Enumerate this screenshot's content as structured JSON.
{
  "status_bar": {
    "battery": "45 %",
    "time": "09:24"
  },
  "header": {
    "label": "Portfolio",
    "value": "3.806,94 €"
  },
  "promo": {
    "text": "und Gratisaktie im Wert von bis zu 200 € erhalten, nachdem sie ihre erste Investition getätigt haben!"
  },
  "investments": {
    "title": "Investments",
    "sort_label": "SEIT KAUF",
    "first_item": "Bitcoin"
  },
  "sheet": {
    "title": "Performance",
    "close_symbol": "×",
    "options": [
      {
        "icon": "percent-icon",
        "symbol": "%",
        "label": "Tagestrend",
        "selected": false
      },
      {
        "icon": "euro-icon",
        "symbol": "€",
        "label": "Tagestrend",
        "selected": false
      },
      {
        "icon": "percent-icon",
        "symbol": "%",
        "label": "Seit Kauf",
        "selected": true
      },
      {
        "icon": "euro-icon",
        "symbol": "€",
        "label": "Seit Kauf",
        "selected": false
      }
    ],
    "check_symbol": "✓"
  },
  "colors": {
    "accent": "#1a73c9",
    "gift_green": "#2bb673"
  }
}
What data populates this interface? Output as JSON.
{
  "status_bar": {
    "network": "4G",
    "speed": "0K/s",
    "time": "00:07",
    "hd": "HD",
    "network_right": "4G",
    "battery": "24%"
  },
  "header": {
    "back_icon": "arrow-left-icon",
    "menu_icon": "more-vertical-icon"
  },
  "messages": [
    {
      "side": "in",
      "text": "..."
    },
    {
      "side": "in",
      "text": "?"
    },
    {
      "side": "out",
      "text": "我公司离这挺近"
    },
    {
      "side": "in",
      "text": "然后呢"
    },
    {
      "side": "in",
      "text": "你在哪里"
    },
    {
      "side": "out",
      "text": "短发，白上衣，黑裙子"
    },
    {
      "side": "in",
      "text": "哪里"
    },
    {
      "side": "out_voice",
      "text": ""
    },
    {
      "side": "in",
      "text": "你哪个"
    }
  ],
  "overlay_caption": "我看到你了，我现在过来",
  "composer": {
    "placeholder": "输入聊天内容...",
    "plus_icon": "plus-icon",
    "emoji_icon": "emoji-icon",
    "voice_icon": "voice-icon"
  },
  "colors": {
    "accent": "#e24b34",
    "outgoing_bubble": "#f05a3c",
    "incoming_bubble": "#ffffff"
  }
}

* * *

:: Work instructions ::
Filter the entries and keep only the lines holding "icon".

:: Completed exercise ::
        "icon": "percent-icon",
        "icon": "euro-icon",
        "icon": "percent-icon",
        "icon": "euro-icon",
    "back_icon": "arrow-left-icon",
    "menu_icon": "more-vertical-icon"
    "plus_icon": "plus-icon",
    "emoji_icon": "emoji-icon",
    "voice_icon": "voice-icon"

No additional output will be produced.